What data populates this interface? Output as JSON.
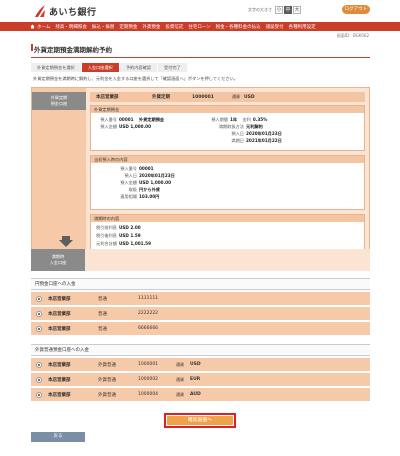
{
  "header": {
    "bank_name": "あいち銀行",
    "font_size_label": "文字の大きさ",
    "font_sizes": [
      "小",
      "中",
      "大"
    ],
    "logout_label": "ログアウト"
  },
  "nav": {
    "items": [
      "ホーム",
      "残高・明細照会",
      "振込・振替",
      "定期預金",
      "外貨預金",
      "投資信託",
      "住宅ローン",
      "税金・各種料金の払込",
      "諸届受付",
      "各種利用設定"
    ]
  },
  "screen_id": "画面ID：BGK002",
  "page_title": "外貨定期預金満期解約予約",
  "steps": [
    "外貨定期預金を選択",
    "入金口座選択",
    "予約内容確認",
    "受付完了"
  ],
  "instruction": "外貨定期預金を満期時に解約し、元利金を入金する口座を選択して「確認画面へ」ボタンを押してください。",
  "source": {
    "label_line1": "外貨定期",
    "label_line2": "預金口座",
    "account": {
      "branch": "本店営業部",
      "type": "外貨定期",
      "number": "1000001",
      "currency_label": "通貨",
      "currency": "USD"
    },
    "deposit": {
      "head": "外貨定期預金",
      "deposit_no_label": "預入番号",
      "deposit_no": "00001",
      "product": "外貨定期預金",
      "amount_label": "預入金額",
      "amount": "USD 1,000.00",
      "term_label": "預入期間",
      "term": "1年",
      "rate_label": "金利",
      "rate": "0.35%",
      "maturity_method_label": "満期取扱方法",
      "maturity_method": "元利解約",
      "deposit_date_label": "預入日",
      "deposit_date": "2020年01月23日",
      "maturity_date_label": "満期日",
      "maturity_date": "2021年01月22日"
    },
    "contract": {
      "head": "当初預入時の内容",
      "no_label": "預入番号",
      "no": "00001",
      "date_label": "預入日",
      "date": "2020年01月23日",
      "amount_label": "預入金額",
      "amount": "USD 1,000.00",
      "currency_label": "取扱",
      "currency": "円から外貨",
      "rate_label": "適用相場",
      "rate": "103.00円"
    },
    "maturity": {
      "head": "満期時の内容",
      "interest_label": "税引前利息",
      "interest": "USD 2.00",
      "after_tax_label": "税引後利息",
      "after_tax": "USD 1.59",
      "total_label": "元利合計額",
      "total": "USD 1,001.59"
    }
  },
  "target": {
    "label_line1": "満期時",
    "label_line2": "入金口座"
  },
  "yen_section": {
    "title": "円預金口座への入金",
    "rows": [
      {
        "branch": "本店営業部",
        "type": "普通",
        "number": "1111111"
      },
      {
        "branch": "本店営業部",
        "type": "普通",
        "number": "2222222"
      },
      {
        "branch": "本店営業部",
        "type": "普通",
        "number": "6666666"
      }
    ]
  },
  "fx_section": {
    "title": "外貨普通預金口座への入金",
    "currency_label": "通貨",
    "rows": [
      {
        "branch": "本店営業部",
        "type": "外貨普通",
        "number": "1000001",
        "currency": "USD"
      },
      {
        "branch": "本店営業部",
        "type": "外貨普通",
        "number": "1000002",
        "currency": "EUR"
      },
      {
        "branch": "本店営業部",
        "type": "外貨普通",
        "number": "1000004",
        "currency": "AUD"
      }
    ]
  },
  "buttons": {
    "confirm": "確認画面へ",
    "back": "戻る"
  }
}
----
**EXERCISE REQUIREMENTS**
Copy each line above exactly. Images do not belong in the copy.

**THE COMPLETED TASK**
What data populates this interface? Output as JSON.
{
  "header": {
    "bank_name": "あいち銀行",
    "font_size_label": "文字の大きさ",
    "font_sizes": [
      "小",
      "中",
      "大"
    ],
    "logout_label": "ログアウト"
  },
  "nav": {
    "items": [
      "ホーム",
      "残高・明細照会",
      "振込・振替",
      "定期預金",
      "外貨預金",
      "投資信託",
      "住宅ローン",
      "税金・各種料金の払込",
      "諸届受付",
      "各種利用設定"
    ]
  },
  "screen_id": "画面ID：BGK002",
  "page_title": "外貨定期預金満期解約予約",
  "steps": [
    "外貨定期預金を選択",
    "入金口座選択",
    "予約内容確認",
    "受付完了"
  ],
  "instruction": "外貨定期預金を満期時に解約し、元利金を入金する口座を選択して「確認画面へ」ボタンを押してください。",
  "source": {
    "label_line1": "外貨定期",
    "label_line2": "預金口座",
    "account": {
      "branch": "本店営業部",
      "type": "外貨定期",
      "number": "1000001",
      "currency_label": "通貨",
      "currency": "USD"
    },
    "deposit": {
      "head": "外貨定期預金",
      "deposit_no_label": "預入番号",
      "deposit_no": "00001",
      "product": "外貨定期預金",
      "amount_label": "預入金額",
      "amount": "USD 1,000.00",
      "term_label": "預入期間",
      "term": "1年",
      "rate_label": "金利",
      "rate": "0.35%",
      "maturity_method_label": "満期取扱方法",
      "maturity_method": "元利解約",
      "deposit_date_label": "預入日",
      "deposit_date": "2020年01月23日",
      "maturity_date_label": "満期日",
      "maturity_date": "2021年01月22日"
    },
    "contract": {
      "head": "当初預入時の内容",
      "no_label": "預入番号",
      "no": "00001",
      "date_label": "預入日",
      "date": "2020年01月23日",
      "amount_label": "預入金額",
      "amount": "USD 1,000.00",
      "currency_label": "取扱",
      "currency": "円から外貨",
      "rate_label": "適用相場",
      "rate": "103.00円"
    },
    "maturity": {
      "head": "満期時の内容",
      "interest_label": "税引前利息",
      "interest": "USD 2.00",
      "after_tax_label": "税引後利息",
      "after_tax": "USD 1.59",
      "total_label": "元利合計額",
      "total": "USD 1,001.59"
    }
  },
  "target": {
    "label_line1": "満期時",
    "label_line2": "入金口座"
  },
  "yen_section": {
    "title": "円預金口座への入金",
    "rows": [
      {
        "branch": "本店営業部",
        "type": "普通",
        "number": "1111111"
      },
      {
        "branch": "本店営業部",
        "type": "普通",
        "number": "2222222"
      },
      {
        "branch": "本店営業部",
        "type": "普通",
        "number": "6666666"
      }
    ]
  },
  "fx_section": {
    "title": "外貨普通預金口座への入金",
    "currency_label": "通貨",
    "rows": [
      {
        "branch": "本店営業部",
        "type": "外貨普通",
        "number": "1000001",
        "currency": "USD"
      },
      {
        "branch": "本店営業部",
        "type": "外貨普通",
        "number": "1000002",
        "currency": "EUR"
      },
      {
        "branch": "本店営業部",
        "type": "外貨普通",
        "number": "1000004",
        "currency": "AUD"
      }
    ]
  },
  "buttons": {
    "confirm": "確認画面へ",
    "back": "戻る"
  }
}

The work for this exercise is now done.